As he continues drawing in viewers with his more recent project, “How America Works,” Rowe reflects back on what made “Dirty Jobs” so successful. Ultimately, he says the key to success involved taking on the role of a “guest” as opposed to the role of a “host.”
Mike Rowe Says ‘Dirty Jobs’ Was Never His Story
Mike Rowe recently sat down with John Rich for a serious conversation regarding his time on “Dirty Jobs.” (Over on his Instagram, Rowe also teased a musical collaboration with Rich, promising to drop a Christmas song soon).
Apparently, pitching the show didn’t go so well for Mike Rowe at first. “It took me a while to sell it because everybody who looked at my tape said, ‘It’s a talk show in a sewer.’” he remembers. But eventually, Rowe says he found his rhythm with the show and pitch.
“The key to ‘Dirty Jobs’ was to stop being a host and start being the guest,” he continued. “That’s what I learned in the sewer… My job is to learn. And you can’t learn unless you’re humble.”
At the end of the day, he never really saw “Dirty Jobs” as his story. Instead, he saw it as the story of America’s working class. He feels honored to have held a position to facilitate those kinds of conversations.
You can listen to his full conversation with John Rich here:
Episode 224 of ‘The Way I Heard It’
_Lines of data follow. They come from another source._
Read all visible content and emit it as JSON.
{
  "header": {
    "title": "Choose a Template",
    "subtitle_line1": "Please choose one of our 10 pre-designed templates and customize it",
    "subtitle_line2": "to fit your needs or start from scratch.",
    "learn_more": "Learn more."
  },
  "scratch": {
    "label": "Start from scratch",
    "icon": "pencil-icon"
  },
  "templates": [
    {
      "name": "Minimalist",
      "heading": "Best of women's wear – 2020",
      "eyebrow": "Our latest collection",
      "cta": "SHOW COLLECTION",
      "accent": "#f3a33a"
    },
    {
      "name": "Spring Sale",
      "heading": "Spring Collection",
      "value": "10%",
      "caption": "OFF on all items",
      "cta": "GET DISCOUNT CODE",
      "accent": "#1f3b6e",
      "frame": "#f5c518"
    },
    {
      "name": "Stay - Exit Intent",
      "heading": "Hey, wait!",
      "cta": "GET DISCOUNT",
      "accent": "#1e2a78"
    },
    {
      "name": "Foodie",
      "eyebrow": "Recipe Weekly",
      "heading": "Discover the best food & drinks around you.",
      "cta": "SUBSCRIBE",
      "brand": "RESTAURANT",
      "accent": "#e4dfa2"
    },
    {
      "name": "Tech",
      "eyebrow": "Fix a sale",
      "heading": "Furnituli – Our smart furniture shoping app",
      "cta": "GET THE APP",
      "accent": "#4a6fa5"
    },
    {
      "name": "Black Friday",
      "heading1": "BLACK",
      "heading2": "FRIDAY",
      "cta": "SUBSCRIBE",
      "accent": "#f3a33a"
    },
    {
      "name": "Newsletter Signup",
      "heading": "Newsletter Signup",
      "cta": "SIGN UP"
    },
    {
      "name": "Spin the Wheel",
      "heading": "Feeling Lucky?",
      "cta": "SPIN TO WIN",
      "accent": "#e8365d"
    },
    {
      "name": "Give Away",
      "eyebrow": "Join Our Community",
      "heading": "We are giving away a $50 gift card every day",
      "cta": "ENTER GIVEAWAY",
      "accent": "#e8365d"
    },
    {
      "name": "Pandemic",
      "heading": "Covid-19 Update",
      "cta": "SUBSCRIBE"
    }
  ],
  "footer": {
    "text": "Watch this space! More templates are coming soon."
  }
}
On top of all the other projects that Mike Rowe is juggling, he continues to put out new content on his personal podcast called “The Way I Heard It.” Episode 224 dropped a couple of days ago and features writer/producer Rick Bitzelberger. Rowe titled the episode “I Didn’t Get It” and starts off by explaining how that phrase perfectly encapsulates the nuances of comedy. What’s funny to some is “juvenile” or “offensive” to others, he explains. He then dives into his talk with Rick, who he’s apparently known for “forty years or so.” Rowe considers him one of the funniest people he’s ever met.
You can listen to their full conversation right here: